[Records excerpted from a collection]
----

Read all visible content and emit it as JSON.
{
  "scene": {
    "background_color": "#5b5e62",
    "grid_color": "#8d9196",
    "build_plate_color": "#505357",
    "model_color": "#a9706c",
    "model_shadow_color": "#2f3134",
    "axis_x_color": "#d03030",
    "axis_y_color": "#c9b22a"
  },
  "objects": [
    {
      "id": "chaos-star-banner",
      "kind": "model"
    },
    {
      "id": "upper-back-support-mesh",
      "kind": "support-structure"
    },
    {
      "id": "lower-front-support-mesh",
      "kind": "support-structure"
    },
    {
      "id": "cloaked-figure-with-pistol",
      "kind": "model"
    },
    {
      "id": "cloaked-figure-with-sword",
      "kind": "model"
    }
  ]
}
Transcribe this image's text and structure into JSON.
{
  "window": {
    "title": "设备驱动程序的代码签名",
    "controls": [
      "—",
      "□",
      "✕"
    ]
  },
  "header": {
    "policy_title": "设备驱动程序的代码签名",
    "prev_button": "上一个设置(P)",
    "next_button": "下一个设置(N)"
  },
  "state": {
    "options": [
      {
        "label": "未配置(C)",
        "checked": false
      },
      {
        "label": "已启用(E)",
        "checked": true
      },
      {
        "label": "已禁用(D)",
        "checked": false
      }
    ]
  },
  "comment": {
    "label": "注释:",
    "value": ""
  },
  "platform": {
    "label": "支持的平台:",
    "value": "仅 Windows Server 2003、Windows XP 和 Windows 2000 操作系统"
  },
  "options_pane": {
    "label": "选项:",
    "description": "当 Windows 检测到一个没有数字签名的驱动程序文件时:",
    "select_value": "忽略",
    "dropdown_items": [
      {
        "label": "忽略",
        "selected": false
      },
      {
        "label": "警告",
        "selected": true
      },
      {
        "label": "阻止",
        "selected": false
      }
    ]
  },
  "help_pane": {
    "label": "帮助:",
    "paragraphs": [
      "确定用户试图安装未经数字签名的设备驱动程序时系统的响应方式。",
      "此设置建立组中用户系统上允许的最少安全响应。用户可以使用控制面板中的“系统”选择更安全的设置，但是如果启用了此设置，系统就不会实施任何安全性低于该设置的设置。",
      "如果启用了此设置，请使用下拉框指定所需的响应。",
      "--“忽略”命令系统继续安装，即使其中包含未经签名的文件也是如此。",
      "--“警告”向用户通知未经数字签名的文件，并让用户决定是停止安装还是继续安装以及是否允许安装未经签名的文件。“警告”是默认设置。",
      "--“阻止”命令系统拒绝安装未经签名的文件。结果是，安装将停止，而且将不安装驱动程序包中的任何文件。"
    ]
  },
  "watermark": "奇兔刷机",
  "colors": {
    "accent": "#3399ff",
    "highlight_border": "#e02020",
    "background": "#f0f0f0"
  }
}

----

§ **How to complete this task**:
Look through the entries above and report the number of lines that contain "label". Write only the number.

§ **Final answer**:
10